Over the six decades since he wrote those words, football has become the national sport, at least in terms of TV ratings. But baseball remains our national pastime–and, for we readers and writers, the inspiration for some of our favorite works of fiction.
As we approach the All-Star Game and its subtle shift from Spring to the growing tension of the pennant races, I pause to give a shout-out to my 6 favorite Great American Baseball Novels:
- The Great American Novel by Philip Roth: How can you resist a baseball novel with that title? As one reviewer wrote, “In this ribald, richly imagined, and wickedly satiric novel, Roth turns baseball’s status as national pastime and myth into an occasion for unfettered picaresque farce, replete with heroism and perfidy, ebullient wordplay and a cast of characters that includes the House Un-American Activities Committee.”
- The Southpaw by Mark Harris: While his second baseball novel, Bang the Drum Slowly, became a critically acclaimed motion picture starring Robert De Nero, my favorite Mark Harris novel–and one of my favorite novels of all time–is his first baseball novel, The Southpaw. This is the poignant and beautifully written coming of age novel about Henry Wiggins, the southpaw pitcher of the title. As the San Francisco Chronicle reviewer wrote, “Cheers to Mark Harris, who gives us by far the best ‘serious’ baseball novel published.”
- Shoeless Joe by W.P. Kinsella: If you loved the movie version of this book, entitled Field of Dreams, you will be even more enchanted by the novel, which features a delicious added treat: the famous author kidnapped and brought to Iowa in the novel is none other than J.D. Salinger.
- The Natural by Bernard Malamud. Yes, when we think of The Natural we think of the Robert Redford motion picture with the happy ending featuring fireworks exploding after Roy Hobbs (Redford) hits that monumental home run, signalling his redemption. The novel–Malamud’s first–is a far darker tale that blends baseball and myth, particularly the Arthurian legends of Percival and the Fisher King. The ending will haunt you.
- The Universal Baseball Association, Inc., J. Henry Waugh, Prop. by Robert Coover. Published in 1968, decades before the invention of fantasy baseball, this black comic novel features J. Henry Waugh, an unhappy accountant who comes home every night to immerse himself in an imaginary baseball world where everything–EVERYTHING–is ruled by dice. In a 2011 appreciation in the New York Times on the novel’s re-issue, Matt Weiland wrote, “The genius of the novel is in how Coover revels in the sun-bright vitality of the world Waugh has created, full of drink and lust and dirty limericks and doubles down the line — and yet brings Waugh face to face with its darkest truths.”

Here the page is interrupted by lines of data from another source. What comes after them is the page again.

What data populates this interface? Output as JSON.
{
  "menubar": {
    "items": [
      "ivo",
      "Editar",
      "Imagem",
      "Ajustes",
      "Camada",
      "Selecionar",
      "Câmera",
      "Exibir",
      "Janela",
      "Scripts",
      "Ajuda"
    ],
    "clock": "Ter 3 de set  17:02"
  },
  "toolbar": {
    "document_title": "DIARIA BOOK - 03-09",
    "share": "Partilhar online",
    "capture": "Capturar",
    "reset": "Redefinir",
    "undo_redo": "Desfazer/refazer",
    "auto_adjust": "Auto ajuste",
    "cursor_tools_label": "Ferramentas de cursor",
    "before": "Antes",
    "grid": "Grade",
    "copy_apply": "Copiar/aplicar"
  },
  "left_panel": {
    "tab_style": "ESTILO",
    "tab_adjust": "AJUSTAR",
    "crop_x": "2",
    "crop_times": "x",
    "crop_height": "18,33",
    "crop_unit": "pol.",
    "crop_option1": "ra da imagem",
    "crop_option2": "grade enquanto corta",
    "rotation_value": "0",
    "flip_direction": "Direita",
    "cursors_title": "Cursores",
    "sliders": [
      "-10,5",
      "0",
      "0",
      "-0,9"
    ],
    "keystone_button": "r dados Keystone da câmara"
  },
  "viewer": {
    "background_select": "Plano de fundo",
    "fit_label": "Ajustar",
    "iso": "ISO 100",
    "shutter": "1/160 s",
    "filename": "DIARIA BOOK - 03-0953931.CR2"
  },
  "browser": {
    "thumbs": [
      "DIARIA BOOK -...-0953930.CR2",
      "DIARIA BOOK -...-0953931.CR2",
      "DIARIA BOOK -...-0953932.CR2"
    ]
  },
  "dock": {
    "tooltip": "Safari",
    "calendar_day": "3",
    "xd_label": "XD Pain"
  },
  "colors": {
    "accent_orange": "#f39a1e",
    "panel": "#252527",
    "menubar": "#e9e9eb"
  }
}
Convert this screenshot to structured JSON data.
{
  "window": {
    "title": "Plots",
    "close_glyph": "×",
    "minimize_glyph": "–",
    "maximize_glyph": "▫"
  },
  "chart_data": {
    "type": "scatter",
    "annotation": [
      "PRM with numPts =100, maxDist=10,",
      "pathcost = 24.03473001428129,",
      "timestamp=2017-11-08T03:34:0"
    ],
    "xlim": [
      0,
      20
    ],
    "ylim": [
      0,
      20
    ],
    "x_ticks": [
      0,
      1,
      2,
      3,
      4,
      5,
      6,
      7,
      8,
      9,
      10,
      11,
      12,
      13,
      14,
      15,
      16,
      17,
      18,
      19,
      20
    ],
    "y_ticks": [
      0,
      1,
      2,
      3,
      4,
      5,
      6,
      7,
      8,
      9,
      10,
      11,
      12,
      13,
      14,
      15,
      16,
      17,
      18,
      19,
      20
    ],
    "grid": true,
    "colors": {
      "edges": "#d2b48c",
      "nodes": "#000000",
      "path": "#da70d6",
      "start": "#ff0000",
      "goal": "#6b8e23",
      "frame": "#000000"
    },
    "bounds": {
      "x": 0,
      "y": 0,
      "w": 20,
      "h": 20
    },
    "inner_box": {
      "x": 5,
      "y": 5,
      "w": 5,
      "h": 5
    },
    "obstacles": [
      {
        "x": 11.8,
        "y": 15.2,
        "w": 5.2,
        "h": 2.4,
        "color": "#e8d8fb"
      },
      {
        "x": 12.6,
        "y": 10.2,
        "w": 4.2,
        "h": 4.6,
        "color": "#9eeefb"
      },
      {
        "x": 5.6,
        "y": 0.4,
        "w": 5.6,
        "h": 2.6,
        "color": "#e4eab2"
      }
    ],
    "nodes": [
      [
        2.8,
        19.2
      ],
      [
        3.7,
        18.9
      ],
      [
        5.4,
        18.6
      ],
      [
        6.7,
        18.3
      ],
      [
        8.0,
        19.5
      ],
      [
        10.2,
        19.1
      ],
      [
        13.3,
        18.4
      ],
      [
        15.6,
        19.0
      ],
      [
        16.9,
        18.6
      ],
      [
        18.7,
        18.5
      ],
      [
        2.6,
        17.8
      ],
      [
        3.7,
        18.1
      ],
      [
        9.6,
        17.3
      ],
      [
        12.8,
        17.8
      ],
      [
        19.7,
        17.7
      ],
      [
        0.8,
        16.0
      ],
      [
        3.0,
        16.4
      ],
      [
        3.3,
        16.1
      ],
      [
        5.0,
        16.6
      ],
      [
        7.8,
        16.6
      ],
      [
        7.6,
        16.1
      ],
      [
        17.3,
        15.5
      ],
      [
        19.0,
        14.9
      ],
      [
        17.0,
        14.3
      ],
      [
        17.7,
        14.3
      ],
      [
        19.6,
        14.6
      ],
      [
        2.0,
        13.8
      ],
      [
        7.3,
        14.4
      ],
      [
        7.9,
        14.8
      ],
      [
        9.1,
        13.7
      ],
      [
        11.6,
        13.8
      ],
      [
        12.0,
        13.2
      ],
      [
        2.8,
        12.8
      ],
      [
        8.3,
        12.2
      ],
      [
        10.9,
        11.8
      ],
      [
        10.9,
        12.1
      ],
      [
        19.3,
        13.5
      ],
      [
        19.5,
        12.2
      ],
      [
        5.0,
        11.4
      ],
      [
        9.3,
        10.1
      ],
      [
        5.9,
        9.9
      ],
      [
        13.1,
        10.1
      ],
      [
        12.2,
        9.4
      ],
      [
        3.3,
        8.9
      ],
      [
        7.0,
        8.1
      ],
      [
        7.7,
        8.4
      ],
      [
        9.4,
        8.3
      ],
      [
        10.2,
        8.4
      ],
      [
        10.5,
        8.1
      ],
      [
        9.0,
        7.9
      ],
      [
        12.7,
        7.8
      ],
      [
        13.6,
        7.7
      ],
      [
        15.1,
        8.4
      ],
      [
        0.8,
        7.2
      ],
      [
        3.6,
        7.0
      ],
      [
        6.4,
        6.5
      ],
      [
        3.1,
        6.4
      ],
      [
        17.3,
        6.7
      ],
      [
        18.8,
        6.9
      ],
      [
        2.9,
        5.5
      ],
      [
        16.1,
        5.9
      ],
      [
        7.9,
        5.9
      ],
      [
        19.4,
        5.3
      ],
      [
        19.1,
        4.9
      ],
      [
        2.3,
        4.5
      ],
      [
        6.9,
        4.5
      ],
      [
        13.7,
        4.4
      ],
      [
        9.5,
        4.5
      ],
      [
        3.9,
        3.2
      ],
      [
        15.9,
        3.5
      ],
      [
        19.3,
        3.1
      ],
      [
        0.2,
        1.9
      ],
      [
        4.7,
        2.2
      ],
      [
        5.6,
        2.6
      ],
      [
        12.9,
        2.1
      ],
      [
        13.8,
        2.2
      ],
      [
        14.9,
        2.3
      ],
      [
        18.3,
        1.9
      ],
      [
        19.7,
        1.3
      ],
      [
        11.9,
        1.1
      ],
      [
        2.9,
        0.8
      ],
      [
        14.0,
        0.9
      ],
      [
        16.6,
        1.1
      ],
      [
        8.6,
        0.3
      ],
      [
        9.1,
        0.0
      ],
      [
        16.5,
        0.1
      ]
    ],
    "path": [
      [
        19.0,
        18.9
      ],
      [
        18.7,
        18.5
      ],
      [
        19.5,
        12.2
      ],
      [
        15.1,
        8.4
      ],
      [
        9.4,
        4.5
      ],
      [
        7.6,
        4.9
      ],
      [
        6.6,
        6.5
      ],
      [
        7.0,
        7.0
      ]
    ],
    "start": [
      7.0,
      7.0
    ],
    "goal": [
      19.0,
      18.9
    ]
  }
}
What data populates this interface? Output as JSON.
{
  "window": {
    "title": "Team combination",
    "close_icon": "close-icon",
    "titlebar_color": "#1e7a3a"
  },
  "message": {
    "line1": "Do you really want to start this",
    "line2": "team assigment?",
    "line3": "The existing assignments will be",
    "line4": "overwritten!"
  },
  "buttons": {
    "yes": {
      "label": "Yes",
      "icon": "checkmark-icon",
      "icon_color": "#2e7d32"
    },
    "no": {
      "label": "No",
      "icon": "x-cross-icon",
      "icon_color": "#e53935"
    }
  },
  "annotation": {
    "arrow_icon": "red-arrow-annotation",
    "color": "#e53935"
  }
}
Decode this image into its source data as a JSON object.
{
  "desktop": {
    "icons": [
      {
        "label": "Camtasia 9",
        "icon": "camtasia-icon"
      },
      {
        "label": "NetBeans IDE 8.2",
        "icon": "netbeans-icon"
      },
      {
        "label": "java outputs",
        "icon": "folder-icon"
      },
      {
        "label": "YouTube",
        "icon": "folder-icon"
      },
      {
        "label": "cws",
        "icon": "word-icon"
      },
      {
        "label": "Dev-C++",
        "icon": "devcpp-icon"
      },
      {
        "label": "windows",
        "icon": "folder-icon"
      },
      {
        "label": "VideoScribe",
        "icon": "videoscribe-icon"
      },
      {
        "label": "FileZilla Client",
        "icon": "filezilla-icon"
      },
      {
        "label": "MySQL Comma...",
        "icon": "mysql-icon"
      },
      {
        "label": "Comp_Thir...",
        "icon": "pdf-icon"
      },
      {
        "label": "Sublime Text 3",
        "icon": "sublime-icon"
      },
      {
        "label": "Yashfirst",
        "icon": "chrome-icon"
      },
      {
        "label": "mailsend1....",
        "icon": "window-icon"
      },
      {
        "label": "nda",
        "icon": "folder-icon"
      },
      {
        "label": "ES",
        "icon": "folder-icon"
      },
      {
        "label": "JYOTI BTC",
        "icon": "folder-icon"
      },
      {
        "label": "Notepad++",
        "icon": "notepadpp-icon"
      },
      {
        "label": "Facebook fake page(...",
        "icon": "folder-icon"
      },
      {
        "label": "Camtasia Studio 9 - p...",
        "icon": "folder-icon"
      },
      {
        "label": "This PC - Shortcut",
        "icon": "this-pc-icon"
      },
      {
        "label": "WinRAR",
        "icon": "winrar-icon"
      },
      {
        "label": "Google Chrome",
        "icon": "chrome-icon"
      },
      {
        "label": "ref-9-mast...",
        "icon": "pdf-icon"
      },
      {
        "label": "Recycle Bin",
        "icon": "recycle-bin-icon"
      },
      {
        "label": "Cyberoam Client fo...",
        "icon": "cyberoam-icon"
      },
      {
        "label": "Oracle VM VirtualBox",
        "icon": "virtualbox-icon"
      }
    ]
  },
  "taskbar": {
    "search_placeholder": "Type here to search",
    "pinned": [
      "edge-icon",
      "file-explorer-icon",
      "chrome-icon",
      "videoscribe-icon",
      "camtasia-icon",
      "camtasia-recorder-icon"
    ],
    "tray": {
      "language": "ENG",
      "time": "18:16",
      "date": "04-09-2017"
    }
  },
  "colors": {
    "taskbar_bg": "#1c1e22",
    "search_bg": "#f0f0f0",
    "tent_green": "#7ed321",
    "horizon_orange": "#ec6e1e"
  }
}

- You Know Me Al by Ring Lardner. Lardner was a baseball beat reporter in the earliest days of the game, and then became America’s most popular humorist during the Jazz Age. Colin Fleming paid homage to Lardner’s 1916 novel (his only novel) in an Atlantic Monthly article entitled “The Greatest Baseball Novel Ever Written.” As Fleming explains, “Lardner’s idea was brilliantly simple, and it came with expansive narrative possibilities: Have a fictional ‘busher’–that is, a fringe Major League player–named Jack Keefe make the show as a pitcher for the White Sox, and have him send dispatches back home to his friend in Bedford, Indiana.” That friend was the Al of the title, Al Blanchard. Jack is a boastful and oblivious knucklehead, and much of the book’s humor comes from Jack’s total inability to recognize when he is being manipulated or cheated.
Six wonderful books to enjoy this baseball season. Play ball!